You’ve been watching your daughter listlessly poking around in her food. Spaghetti and meatballs are usually her favorite.
The matter only serves to highlight the overall somberness you’ve observed in her lately. Especially, after that last report card hadn’t been as shiny as it used to be. That’s why you decided to take this vacation—fun in the sun, adventure, amusement parks—in the hopes that it would cheer her up.
You thought it had started with the drop in her grades, but now you’re wondering. Could it actually be more? Could it have something to do with the many things that have been happening in your family in the past half year?
As the parent, you are the expert of your child’s life.
You’re there every day. You’re familiar with their routine, their habits, their moods. You’re the one that knows what’s normal and abnormal for them.
If you have a hunch that there’s something wrong—there probably is.
But how can you be sure if it’s more than just a case of intense moodiness?
The Blues versus Depression – What’s the Difference?
Honestly, it can be hard to tell the difference. But in general, the blues, or moodiness, comes and goes as children grow up. In contrast, depression is characterized by a constancy and intensity that separates it from normal growing pains.
Sometimes, we may think it’s so easy to be a child in comparison with being an adult. What would they have to be depressed about?
The truth, though, is that there are many challenges and painful experiences with which children these days are confronted. They may look and act “different” than the majority of their peers.
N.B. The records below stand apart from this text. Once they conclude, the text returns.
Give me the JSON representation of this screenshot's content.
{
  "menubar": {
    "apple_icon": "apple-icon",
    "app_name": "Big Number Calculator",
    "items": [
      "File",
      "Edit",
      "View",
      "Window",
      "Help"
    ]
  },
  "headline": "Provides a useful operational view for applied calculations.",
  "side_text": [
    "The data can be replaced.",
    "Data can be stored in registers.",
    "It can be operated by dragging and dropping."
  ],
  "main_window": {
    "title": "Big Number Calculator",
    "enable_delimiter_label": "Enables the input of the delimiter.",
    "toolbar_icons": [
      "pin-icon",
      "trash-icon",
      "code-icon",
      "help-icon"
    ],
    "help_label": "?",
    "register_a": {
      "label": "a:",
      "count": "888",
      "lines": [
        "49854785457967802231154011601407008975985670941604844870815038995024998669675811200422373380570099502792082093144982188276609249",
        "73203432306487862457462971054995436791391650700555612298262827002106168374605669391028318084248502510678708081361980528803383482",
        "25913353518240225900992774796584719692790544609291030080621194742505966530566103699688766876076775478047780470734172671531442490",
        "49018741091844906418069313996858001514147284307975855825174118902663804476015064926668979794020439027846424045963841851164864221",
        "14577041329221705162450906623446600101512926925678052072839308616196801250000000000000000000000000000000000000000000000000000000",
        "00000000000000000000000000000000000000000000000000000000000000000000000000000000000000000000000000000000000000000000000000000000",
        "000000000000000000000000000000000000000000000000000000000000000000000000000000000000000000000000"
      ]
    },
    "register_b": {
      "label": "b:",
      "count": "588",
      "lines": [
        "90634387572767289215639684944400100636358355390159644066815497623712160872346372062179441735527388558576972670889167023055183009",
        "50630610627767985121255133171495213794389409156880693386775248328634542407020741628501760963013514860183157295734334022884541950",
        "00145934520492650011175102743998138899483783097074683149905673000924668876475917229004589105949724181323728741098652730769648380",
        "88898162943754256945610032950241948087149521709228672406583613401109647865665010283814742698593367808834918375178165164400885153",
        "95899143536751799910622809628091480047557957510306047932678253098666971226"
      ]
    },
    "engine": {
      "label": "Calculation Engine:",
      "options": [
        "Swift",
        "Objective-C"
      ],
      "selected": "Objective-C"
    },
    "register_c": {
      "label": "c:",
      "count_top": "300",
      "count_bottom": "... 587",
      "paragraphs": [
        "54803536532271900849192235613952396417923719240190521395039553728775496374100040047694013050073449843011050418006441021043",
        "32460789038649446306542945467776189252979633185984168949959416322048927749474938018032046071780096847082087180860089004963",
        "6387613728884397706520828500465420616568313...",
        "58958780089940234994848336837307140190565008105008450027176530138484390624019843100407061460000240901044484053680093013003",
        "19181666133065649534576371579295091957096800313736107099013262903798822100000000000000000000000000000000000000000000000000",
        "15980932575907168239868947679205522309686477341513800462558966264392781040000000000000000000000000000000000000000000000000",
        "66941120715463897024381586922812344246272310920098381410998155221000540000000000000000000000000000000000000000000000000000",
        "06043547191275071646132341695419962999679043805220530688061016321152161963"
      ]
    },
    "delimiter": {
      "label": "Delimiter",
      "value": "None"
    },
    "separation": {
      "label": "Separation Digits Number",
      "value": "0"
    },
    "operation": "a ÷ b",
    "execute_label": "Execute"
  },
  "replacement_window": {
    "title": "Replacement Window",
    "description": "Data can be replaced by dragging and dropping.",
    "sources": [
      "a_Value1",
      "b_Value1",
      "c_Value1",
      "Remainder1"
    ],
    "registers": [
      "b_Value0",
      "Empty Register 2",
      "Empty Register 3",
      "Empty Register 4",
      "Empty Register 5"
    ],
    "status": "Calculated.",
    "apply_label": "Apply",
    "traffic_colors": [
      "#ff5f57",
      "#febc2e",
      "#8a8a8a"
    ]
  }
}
They may have learning difficulties and academic problems. This makes them stand out and elicit the attention of others—and often not in a good way. This can become a real trial for them.
Moreover, some children have to deal with serious family issues, such as the divorce of their parents, a family member’s problems with substance abuse, and even domestic violence.
So, yes, even young children can become depressed, although true depression may not be common among them. According to the National Alliance on Mental Health Illness, some 2 percent of school-aged children are suffering from this condition.
What exactly are the symptoms you, as a parent, can look out for?
The Symptoms of Child Depression
It’s important that you realize there is no single sign that your child may be depressed. It’s a combination of symptoms that are normally a result of various factors.
1. Change in appetite or eating habits
Noticeable changes in appetite, such as not eating as much, not enjoying what they used to like, or becoming an emotional eater.
2. Shift in academic performance and interest in school
Negative changes in academic reports, such as grades dropping, refusal to go to school or participate in classroom activities, becoming a daydreamer, or getting into trouble at school.
3. Withdrawal and loss of interest in favorite activities
They have a decreased interest in various aspects of life and persistent boredom. They don’t enjoy being with friends or doing activities they previously liked. Nothing seems to excite them anymore. They have low energy and trouble concentrating on anything.
4. Frequent complaining about physical illnesses
Consistent complaints about being physically sick, having headaches and stomach ailments that last for a while and don’t respond to treatments.
5. Restlessness and changes in sleeping pattern
Feeling anxious, tense, and fearful can cause fidgeting, restlessness, and having trouble sleeping at night or sleeping far longer than intended.
6. Substantial mood swings
Moods can swing from irritability and anger to sadness and crying profusely. One time, they may cry over the smallest things, while at another time, they have a violent outburst.
7. Lack of confidence and self-esteem
They may become very hard on themselves for their imperfections, feel guilty for no reason at all, or believe they’re worthless and don’t matter to anyone. All this leads to a lack of confidence and low self-esteem.
8. Preoccupation with death
A fixation with the idea of dying, such as expressing hopelessness and talking about death a lot. It’s especially concerning if they mention that they want to die.
9. Substance abuse
Yes, while shocking to contemplate, even children as young as 10 years-old can have problems with alcohol and drugs. If your child seems inebriated or spaced out, investigate the matter promptly.
Anything from persistent stress to the death of a beloved relative or pet can contribute to your child developing depression. That’s especially so if a lot of negative things happen in a short time frame.
All children don’t react to these events by becoming depressed. Nor do the above-mentioned symptoms exclusively indicate that your child has depression. They could also mean that your child may suffer from another problem. In either case, as a caring parent, being proactive and seeking help is the right thing to do.